» Work to complete: If a line holds the word "name", copy it from the entries.

» Source information:
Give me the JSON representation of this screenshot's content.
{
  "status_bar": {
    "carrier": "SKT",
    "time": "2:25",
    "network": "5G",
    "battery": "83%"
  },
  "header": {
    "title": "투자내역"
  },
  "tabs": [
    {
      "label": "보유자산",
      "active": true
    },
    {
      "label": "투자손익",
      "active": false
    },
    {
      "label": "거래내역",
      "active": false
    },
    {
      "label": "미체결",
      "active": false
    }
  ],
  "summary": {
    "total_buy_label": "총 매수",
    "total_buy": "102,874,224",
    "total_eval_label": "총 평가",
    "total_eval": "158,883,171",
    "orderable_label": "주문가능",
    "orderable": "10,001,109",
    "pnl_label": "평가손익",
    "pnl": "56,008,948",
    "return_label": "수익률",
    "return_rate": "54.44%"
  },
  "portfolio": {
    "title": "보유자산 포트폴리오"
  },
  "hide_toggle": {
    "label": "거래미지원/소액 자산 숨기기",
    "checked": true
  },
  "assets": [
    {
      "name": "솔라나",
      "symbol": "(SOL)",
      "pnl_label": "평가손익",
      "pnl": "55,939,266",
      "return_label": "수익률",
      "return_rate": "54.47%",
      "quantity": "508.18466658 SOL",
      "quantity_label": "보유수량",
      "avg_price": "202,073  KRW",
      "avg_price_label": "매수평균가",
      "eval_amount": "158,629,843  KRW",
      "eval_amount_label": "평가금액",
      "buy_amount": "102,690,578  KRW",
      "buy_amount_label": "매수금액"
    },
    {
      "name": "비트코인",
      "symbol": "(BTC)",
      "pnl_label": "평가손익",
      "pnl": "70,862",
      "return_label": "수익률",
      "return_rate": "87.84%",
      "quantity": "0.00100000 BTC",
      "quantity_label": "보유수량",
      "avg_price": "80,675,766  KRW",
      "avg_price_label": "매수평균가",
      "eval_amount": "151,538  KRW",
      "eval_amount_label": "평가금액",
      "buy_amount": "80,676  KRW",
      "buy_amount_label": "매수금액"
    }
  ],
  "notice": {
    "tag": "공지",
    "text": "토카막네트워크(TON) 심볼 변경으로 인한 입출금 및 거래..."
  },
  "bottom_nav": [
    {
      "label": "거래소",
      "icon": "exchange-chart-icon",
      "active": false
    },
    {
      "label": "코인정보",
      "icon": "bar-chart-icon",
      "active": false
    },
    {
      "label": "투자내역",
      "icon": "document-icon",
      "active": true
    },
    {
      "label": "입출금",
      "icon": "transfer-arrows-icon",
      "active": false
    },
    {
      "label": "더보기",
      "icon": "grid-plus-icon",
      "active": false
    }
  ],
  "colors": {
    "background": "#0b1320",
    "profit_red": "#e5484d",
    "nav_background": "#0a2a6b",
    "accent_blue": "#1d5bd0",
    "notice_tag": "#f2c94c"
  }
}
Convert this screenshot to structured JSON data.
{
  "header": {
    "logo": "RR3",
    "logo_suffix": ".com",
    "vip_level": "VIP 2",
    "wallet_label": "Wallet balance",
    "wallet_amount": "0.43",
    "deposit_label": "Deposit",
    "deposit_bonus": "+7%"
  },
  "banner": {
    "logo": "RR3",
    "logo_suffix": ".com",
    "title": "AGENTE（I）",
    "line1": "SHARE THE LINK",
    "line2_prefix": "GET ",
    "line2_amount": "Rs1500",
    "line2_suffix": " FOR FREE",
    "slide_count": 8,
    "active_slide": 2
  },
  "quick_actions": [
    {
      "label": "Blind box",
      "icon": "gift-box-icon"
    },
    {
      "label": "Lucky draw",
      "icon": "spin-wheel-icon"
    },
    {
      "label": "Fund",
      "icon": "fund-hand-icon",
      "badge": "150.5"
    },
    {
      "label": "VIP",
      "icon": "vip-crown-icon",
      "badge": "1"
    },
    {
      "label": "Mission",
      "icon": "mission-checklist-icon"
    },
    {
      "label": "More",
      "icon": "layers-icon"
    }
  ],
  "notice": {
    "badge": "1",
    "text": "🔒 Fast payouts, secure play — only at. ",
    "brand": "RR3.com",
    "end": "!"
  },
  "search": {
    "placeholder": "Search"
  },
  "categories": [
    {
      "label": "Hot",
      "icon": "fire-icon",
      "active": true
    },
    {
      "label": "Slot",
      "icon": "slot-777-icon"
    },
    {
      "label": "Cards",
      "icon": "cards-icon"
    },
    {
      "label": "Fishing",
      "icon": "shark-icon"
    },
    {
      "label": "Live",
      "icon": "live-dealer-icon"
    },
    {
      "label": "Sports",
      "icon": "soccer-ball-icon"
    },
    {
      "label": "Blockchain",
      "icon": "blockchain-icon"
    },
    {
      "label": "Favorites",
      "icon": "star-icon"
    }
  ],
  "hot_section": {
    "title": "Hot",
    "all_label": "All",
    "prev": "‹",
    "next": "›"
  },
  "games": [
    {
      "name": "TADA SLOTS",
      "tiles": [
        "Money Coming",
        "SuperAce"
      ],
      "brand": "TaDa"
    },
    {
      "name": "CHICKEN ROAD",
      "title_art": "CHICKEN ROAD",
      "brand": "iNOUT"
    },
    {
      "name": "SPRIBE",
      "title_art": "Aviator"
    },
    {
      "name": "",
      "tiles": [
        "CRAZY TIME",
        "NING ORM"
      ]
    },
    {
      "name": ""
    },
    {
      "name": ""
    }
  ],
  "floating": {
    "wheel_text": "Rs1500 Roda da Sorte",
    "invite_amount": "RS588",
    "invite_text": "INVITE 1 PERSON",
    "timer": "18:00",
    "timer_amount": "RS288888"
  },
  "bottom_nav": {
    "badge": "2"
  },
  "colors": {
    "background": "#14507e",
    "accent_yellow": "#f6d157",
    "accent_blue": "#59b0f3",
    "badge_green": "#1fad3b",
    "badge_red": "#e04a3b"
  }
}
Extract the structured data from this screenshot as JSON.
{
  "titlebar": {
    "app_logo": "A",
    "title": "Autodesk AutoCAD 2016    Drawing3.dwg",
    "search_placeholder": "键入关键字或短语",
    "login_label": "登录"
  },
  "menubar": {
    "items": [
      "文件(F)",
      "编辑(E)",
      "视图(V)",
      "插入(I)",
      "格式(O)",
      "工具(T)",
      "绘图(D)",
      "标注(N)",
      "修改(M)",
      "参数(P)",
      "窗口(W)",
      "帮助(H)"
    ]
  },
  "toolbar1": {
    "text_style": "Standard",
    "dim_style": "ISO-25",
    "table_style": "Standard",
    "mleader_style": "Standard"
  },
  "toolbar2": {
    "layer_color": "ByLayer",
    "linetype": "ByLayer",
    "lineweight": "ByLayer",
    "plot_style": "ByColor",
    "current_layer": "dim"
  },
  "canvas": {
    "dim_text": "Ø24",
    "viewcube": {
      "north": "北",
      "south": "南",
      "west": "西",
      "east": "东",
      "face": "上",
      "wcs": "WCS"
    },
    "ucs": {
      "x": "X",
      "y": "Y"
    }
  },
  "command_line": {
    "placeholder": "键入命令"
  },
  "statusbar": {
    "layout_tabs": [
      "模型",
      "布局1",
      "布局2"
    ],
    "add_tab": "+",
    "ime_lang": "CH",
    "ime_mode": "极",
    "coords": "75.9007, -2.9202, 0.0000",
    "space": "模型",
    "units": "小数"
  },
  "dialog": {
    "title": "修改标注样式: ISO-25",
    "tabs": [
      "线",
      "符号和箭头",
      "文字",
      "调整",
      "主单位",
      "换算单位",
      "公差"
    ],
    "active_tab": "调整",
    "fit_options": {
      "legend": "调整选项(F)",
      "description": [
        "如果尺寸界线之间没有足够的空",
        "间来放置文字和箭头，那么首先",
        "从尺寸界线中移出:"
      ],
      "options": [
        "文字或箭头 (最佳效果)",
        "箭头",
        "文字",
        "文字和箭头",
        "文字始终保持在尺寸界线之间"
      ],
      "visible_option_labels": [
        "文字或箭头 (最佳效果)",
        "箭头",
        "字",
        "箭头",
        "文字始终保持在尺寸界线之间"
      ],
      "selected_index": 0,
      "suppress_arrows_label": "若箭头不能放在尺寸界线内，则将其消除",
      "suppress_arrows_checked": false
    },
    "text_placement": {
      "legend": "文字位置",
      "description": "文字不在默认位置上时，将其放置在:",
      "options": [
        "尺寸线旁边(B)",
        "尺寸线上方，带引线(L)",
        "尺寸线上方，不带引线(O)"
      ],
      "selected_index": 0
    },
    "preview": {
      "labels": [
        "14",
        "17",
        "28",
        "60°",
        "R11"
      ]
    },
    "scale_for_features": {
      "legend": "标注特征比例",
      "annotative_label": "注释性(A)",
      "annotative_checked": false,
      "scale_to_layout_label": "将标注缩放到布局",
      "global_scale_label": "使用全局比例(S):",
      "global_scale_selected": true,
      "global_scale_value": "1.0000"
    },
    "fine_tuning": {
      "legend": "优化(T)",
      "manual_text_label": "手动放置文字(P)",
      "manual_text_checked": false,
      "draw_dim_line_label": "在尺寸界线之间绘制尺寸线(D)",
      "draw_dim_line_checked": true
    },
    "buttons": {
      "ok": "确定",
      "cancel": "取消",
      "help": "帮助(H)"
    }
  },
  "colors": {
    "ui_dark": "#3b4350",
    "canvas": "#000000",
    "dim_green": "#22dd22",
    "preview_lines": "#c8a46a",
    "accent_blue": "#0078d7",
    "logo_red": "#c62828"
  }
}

» Answer to the exercise:
      "name": "솔라나",
      "name": "비트코인",
      "name": "TADA SLOTS",
      "name": "CHICKEN ROAD",
      "name": "SPRIBE",
      "name": "",
      "name": ""
      "name": ""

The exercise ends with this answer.